* _EXERCISE MATERIAL_:

§

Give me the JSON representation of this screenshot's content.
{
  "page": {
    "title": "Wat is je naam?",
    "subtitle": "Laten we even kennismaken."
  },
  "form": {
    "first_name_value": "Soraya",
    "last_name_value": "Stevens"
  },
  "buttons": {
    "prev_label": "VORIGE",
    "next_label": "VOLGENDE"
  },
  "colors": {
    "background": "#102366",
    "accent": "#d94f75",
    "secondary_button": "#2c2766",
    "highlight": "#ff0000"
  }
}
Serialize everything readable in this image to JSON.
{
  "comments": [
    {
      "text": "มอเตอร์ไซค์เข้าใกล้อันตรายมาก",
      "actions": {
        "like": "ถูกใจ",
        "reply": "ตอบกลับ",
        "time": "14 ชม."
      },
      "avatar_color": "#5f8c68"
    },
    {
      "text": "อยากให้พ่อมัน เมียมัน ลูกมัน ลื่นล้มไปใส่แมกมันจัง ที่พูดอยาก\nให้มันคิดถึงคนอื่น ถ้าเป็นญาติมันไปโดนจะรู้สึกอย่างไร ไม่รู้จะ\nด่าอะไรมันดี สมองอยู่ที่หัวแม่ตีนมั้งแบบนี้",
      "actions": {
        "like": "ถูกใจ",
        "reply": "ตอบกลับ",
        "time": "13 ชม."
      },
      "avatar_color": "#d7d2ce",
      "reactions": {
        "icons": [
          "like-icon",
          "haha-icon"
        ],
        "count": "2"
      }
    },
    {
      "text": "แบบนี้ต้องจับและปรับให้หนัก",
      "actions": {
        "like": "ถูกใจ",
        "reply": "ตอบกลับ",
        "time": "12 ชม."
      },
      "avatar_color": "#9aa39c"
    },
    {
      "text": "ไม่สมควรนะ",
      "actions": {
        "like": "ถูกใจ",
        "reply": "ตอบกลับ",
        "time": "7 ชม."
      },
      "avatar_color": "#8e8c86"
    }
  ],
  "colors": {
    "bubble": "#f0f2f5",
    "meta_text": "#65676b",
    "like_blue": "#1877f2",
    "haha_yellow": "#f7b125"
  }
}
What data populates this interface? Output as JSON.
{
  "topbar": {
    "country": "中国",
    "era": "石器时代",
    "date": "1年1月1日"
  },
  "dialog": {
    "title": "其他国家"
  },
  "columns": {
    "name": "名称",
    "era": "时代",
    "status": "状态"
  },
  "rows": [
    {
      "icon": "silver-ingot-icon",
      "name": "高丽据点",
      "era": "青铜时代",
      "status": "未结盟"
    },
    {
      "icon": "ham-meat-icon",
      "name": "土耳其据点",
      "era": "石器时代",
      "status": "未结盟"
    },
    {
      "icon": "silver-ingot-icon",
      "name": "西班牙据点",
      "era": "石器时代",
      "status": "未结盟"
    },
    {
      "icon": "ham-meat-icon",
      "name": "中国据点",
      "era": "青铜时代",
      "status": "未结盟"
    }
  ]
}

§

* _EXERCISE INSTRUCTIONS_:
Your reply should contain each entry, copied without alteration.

* _COMPLETED TASK_:
Give me the JSON representation of this screenshot's content.
{
  "page": {
    "title": "Wat is je naam?",
    "subtitle": "Laten we even kennismaken."
  },
  "form": {
    "first_name_value": "Soraya",
    "last_name_value": "Stevens"
  },
  "buttons": {
    "prev_label": "VORIGE",
    "next_label": "VOLGENDE"
  },
  "colors": {
    "background": "#102366",
    "accent": "#d94f75",
    "secondary_button": "#2c2766",
    "highlight": "#ff0000"
  }
}
Serialize everything readable in this image to JSON.
{
  "comments": [
    {
      "text": "มอเตอร์ไซค์เข้าใกล้อันตรายมาก",
      "actions": {
        "like": "ถูกใจ",
        "reply": "ตอบกลับ",
        "time": "14 ชม."
      },
      "avatar_color": "#5f8c68"
    },
    {
      "text": "อยากให้พ่อมัน เมียมัน ลูกมัน ลื่นล้มไปใส่แมกมันจัง ที่พูดอยาก\nให้มันคิดถึงคนอื่น ถ้าเป็นญาติมันไปโดนจะรู้สึกอย่างไร ไม่รู้จะ\nด่าอะไรมันดี สมองอยู่ที่หัวแม่ตีนมั้งแบบนี้",
      "actions": {
        "like": "ถูกใจ",
        "reply": "ตอบกลับ",
        "time": "13 ชม."
      },
      "avatar_color": "#d7d2ce",
      "reactions": {
        "icons": [
          "like-icon",
          "haha-icon"
        ],
        "count": "2"
      }
    },
    {
      "text": "แบบนี้ต้องจับและปรับให้หนัก",
      "actions": {
        "like": "ถูกใจ",
        "reply": "ตอบกลับ",
        "time": "12 ชม."
      },
      "avatar_color": "#9aa39c"
    },
    {
      "text": "ไม่สมควรนะ",
      "actions": {
        "like": "ถูกใจ",
        "reply": "ตอบกลับ",
        "time": "7 ชม."
      },
      "avatar_color": "#8e8c86"
    }
  ],
  "colors": {
    "bubble": "#f0f2f5",
    "meta_text": "#65676b",
    "like_blue": "#1877f2",
    "haha_yellow": "#f7b125"
  }
}
What data populates this interface? Output as JSON.
{
  "topbar": {
    "country": "中国",
    "era": "石器时代",
    "date": "1年1月1日"
  },
  "dialog": {
    "title": "其他国家"
  },
  "columns": {
    "name": "名称",
    "era": "时代",
    "status": "状态"
  },
  "rows": [
    {
      "icon": "silver-ingot-icon",
      "name": "高丽据点",
      "era": "青铜时代",
      "status": "未结盟"
    },
    {
      "icon": "ham-meat-icon",
      "name": "土耳其据点",
      "era": "石器时代",
      "status": "未结盟"
    },
    {
      "icon": "silver-ingot-icon",
      "name": "西班牙据点",
      "era": "石器时代",
      "status": "未结盟"
    },
    {
      "icon": "ham-meat-icon",
      "name": "中国据点",
      "era": "青铜时代",
      "status": "未结盟"
    }
  ]
}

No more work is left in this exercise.